- _Raw data_:
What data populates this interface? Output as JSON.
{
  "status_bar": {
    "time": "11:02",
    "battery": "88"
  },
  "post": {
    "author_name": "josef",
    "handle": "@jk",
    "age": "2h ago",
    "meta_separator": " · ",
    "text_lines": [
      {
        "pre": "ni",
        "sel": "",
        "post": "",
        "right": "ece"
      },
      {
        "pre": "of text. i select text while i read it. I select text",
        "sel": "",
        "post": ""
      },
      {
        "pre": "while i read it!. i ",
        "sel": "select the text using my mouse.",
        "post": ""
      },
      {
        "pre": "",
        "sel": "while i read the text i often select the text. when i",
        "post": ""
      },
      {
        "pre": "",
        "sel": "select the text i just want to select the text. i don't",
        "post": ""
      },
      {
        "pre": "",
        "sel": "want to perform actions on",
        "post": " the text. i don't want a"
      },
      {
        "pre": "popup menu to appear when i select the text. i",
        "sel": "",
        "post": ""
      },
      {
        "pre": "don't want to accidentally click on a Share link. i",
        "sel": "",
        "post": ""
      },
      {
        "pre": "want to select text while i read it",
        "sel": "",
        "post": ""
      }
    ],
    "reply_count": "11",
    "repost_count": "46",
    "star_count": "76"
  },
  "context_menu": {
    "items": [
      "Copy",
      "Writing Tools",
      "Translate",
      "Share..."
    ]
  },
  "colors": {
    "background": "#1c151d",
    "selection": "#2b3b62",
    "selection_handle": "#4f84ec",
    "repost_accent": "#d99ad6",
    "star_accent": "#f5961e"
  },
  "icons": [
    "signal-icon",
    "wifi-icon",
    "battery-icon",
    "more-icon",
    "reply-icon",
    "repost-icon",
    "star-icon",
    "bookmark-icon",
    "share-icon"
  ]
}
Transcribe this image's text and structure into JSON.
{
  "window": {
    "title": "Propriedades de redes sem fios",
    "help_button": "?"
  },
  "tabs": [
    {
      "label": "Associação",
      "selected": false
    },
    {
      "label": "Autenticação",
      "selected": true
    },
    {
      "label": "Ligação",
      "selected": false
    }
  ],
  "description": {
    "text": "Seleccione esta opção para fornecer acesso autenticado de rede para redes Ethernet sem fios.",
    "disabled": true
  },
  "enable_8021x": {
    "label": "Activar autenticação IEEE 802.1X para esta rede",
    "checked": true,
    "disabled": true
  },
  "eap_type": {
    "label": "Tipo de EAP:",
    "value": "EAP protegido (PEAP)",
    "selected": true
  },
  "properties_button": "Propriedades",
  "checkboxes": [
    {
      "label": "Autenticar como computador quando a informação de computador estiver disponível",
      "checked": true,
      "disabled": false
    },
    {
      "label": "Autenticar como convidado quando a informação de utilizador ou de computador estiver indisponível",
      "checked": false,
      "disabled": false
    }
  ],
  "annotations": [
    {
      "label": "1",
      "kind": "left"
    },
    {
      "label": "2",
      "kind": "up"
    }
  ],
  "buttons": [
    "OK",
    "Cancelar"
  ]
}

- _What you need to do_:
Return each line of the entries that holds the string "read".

- _Completed task_:
        "pre": "of text. i select text while i read it. I select text",
        "pre": "while i read it!. i ",
        "sel": "while i read the text i often select the text. when i",
        "pre": "want to select text while i read it",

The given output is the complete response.